The challenge of inquiring into the Purpose and Quality of education is that Process may not get a look-in. For example, even if we all agree that a key purpose of education is to enable people to get a good job (which is, admittedly, an easier outcome to measure compared to enabling people to lead happy and fulfilling lives), we could all still have very different views of how to achieve this.
For some people, preparation for a good job might be seen as a gradual build-up of specialised knowledge. From this point of view, the focus of education would be on expecting pupils to learn ever-increasing facts and skills organised around specific curriculum subjects, setting people off on particular career paths. The quality of education, therefore, would be largely measured by the amount of subject knowledge pupils have accumulated; proficiency in physics laws, French grammar or Renaissance painters would be among its indicators.
For other people, getting and keeping a good job might be seen to depend more on interpersonal skills. From this point of view, the focus of education would be on expecting pupils to develop their abilities in areas such as communication, collaboration, negotiation and conflict resolution, and to embrace core values such as respect for others. The quality of education, therefore, would be largely measured by evaluations of pupils’ interpersonal skills and response to diversity; their reactions in real or imagined situations, such as role plays and oral or written presentations, would be among the indicators considered.
Needless to say, the above two perspectives are not mutually exclusive. A decision may need to be made, however, on their relative importance and the extent to which they are considered a priority for education. It is true that some things are easier to measure than others, but I think it would be wrong to define the purpose and quality of education according to what can easily be measured.
Underpinning all this is the consideration that children and young people develop their sense of self as they are growing up. Learning about themselves and others, shaping their own identities and contributing to the shaping of others’, are processes which happen in tandem and are inextricably linked with any other learning that goes on in school. Insights about who we are, and who we are becoming, can be gleamed at any time. Everyday experiences constantly contribute to the shaping of young people’s identities; pupils do not timetable developing their sense of self to coincide with PSHE lessons. The responsibility to help young people feel good about themselves rests with all staff, whether teaching or support staff and no matter what a teacher’s subject is. Schools are called upon to develop a culture of acceptance and respect, where diversity is celebrated and where pupils and staff can be open about every aspect of their identity. CSIE invites schools to take every opportunity to challenge stereotypes, educate people away from prejudice, and ensure that nobody feels unsafe, belittled or looked down upon.

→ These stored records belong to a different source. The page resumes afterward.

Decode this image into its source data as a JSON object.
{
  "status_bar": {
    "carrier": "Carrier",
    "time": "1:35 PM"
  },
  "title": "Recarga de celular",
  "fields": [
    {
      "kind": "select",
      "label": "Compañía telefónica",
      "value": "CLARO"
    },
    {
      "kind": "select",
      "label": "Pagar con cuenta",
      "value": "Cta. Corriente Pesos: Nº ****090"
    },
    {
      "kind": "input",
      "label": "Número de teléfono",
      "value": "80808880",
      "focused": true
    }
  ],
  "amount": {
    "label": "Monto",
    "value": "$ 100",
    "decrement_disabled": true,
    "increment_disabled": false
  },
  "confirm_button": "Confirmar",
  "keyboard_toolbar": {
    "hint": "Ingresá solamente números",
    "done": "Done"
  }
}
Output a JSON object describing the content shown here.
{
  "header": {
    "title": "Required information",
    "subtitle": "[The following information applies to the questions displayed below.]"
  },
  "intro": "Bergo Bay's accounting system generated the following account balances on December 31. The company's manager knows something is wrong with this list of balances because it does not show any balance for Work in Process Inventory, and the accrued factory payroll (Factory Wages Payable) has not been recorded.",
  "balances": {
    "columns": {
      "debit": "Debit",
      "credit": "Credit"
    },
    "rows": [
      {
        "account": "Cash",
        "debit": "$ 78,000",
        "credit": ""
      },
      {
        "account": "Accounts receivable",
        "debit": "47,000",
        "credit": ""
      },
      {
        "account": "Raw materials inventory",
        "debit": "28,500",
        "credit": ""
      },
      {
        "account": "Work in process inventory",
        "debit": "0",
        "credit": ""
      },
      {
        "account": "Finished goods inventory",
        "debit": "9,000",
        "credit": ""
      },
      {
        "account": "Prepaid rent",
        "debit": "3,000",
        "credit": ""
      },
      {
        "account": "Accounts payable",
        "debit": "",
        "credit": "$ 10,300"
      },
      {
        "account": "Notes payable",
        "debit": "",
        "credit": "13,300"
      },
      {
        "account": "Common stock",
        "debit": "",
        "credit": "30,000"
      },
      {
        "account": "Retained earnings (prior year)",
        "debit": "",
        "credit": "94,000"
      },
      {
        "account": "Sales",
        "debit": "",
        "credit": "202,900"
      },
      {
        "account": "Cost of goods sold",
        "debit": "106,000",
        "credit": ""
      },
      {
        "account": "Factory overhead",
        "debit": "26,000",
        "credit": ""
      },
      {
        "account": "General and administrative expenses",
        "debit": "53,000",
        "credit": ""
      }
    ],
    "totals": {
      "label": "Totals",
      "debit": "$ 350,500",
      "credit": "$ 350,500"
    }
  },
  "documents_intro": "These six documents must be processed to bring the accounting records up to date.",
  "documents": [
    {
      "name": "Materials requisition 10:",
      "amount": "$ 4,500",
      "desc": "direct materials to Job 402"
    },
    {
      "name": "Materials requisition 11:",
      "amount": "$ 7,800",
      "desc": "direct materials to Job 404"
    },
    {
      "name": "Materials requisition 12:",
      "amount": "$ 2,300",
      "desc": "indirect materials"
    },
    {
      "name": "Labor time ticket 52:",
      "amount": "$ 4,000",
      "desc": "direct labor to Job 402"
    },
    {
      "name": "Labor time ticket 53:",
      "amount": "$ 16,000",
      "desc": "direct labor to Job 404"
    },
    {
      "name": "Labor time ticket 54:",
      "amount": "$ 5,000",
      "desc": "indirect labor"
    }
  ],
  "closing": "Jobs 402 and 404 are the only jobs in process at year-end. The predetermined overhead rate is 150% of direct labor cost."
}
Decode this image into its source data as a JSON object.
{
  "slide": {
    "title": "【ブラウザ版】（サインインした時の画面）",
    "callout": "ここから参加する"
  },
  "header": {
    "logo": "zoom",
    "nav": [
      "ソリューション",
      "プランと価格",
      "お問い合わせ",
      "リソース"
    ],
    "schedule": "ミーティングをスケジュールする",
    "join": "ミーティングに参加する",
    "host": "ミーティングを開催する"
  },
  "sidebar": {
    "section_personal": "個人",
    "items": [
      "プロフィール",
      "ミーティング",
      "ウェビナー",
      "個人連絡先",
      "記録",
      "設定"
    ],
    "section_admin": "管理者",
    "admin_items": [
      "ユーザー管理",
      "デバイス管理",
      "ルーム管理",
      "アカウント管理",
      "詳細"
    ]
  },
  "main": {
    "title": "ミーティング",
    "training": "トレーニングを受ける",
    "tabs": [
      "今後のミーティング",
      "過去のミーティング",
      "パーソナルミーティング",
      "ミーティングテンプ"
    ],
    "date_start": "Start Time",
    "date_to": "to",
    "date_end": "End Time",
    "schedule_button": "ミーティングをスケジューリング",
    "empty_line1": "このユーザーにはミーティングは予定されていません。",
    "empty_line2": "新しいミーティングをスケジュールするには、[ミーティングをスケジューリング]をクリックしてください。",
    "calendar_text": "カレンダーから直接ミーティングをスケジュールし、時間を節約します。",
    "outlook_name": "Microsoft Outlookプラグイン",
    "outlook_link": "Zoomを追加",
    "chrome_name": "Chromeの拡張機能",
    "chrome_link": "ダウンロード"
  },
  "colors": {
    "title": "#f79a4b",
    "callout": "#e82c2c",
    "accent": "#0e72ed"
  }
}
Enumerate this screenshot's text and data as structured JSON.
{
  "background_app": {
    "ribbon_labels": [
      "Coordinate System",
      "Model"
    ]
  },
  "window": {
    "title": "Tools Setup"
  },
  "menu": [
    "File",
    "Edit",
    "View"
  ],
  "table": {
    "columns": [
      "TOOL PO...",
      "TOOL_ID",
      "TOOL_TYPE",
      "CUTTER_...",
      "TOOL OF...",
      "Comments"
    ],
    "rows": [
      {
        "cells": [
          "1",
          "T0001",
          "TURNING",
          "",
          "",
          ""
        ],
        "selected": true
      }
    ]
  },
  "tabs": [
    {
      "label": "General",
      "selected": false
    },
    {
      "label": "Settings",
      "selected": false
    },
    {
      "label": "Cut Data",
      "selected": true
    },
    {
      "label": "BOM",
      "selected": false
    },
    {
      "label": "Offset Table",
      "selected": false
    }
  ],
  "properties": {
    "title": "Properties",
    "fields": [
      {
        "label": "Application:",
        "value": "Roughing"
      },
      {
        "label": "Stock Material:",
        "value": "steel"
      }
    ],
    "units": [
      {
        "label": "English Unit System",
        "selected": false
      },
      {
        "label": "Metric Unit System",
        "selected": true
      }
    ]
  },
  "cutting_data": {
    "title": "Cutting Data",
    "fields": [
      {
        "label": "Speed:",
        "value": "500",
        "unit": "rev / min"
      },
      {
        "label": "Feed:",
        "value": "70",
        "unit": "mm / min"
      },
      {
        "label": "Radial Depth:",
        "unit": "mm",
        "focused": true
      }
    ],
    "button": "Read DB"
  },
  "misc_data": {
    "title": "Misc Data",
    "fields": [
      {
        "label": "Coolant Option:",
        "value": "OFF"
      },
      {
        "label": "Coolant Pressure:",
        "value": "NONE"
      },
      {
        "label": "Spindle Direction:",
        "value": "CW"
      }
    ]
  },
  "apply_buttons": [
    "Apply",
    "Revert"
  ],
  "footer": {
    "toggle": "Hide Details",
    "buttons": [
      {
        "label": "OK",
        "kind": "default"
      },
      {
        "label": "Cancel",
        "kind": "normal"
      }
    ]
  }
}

If you want a “seductively practical” guide to help you attend to these priorities, look no further.